I heard about BBAW last year when some of the bloggers I’d been following like Angieville were up for awards. I enjoyed voting and reading the memes and blogging topics. It was a given once I’d started my own blog that I’d participate. It’s such a great opportunity to meet new bloggers, improve your own blogging, and promote your blog.

How many blogs do you read and how many are in your RSS reader? Are they primarily blogs that focus on the same genres as your blog?

Right now there are about 30 blogs in my reader. Lol I’m probably one of the rare bloggers that could use more blogs in their reader. I hope this BBAW week will change that! Most of the blogs I follow either focus on fantasy, young adult, or urban fantasy but I do read some that have more of a focus on romance or literary fiction. The writing, opinions, and voice of the blogger often matter more to me than whether they are necessarily reading the same books as I.

Do you see yourself as part of the book blogging community and how so? Did you have to do anything in particular to become a part of the community or did you just blog and hoped readers would find your blog?

Good question! Sure, I see myself as part of the book blogging community. Perhaps a very small portion of it but I couldn’t live without my little corner. I don’t think much is required to become a part of the community. Maybe keeping your blog updated and well-written. Visiting and commenting on other blogger’s posts also is a large part as well as participating in memes and reading challenges. I think any blogger can feel a sense of belonging if they want to. Of course I still hope readers will find my blog, and I participate daily in social websites like Twitter and blogger sites like Book Blogs mostly because it’s fun but also because it gives me a chance to meet new bloggers and get my blog out there.
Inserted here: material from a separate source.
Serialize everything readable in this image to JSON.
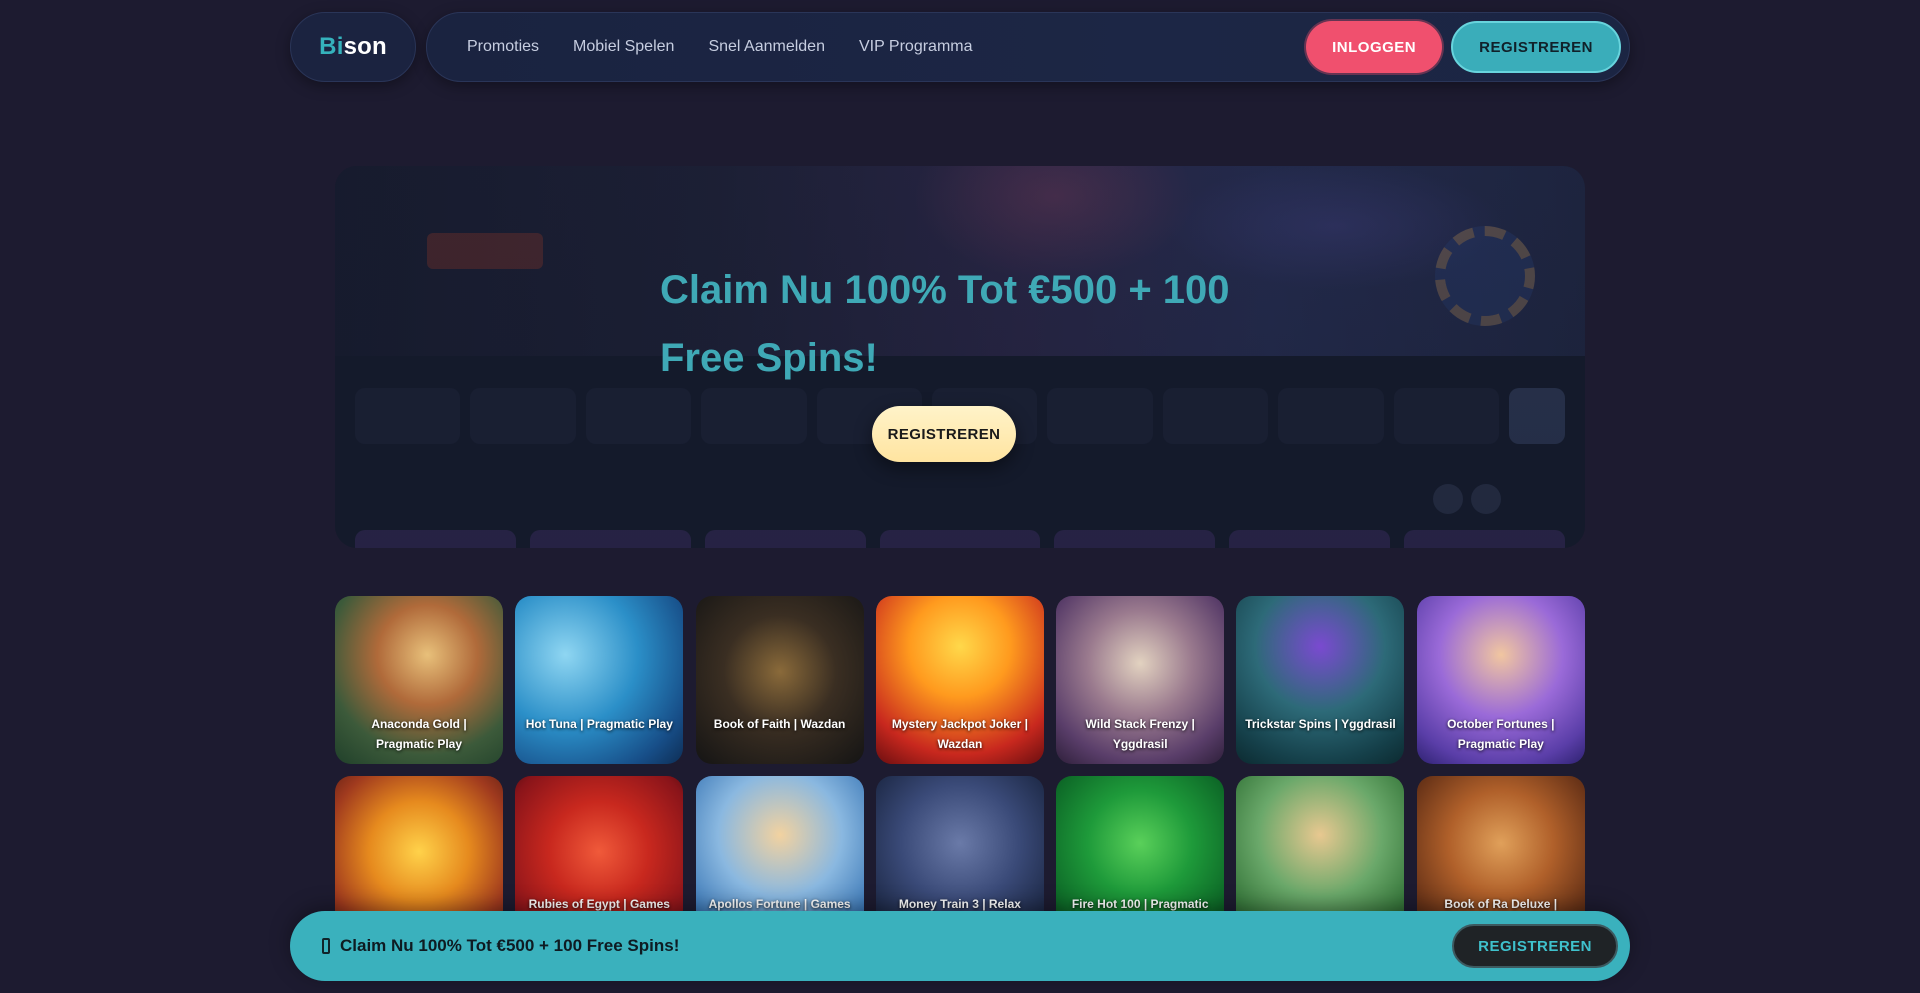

Write a six word memoir for yourself.

Earnest, factual, loyal, accepting, observer, friend-for-life

Holly, thanks for answering my detailed questions and joining in the BBAW celebration.  I hope everyone will take the time to check out my interview on Book Harbinger.